WHAT IS NEEDED ▸
What is needed is a word-for-word restatement of all the entries.

DATA SUPPLIED ▸
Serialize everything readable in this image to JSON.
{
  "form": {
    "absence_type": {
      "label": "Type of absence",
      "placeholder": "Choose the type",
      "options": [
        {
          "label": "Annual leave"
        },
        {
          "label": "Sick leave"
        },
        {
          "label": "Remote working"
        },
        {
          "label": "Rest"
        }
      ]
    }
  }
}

WRITTEN ANSWER ▸
Serialize everything readable in this image to JSON.
{
  "form": {
    "absence_type": {
      "label": "Type of absence",
      "placeholder": "Choose the type",
      "options": [
        {
          "label": "Annual leave"
        },
        {
          "label": "Sick leave"
        },
        {
          "label": "Remote working"
        },
        {
          "label": "Rest"
        }
      ]
    }
  }
}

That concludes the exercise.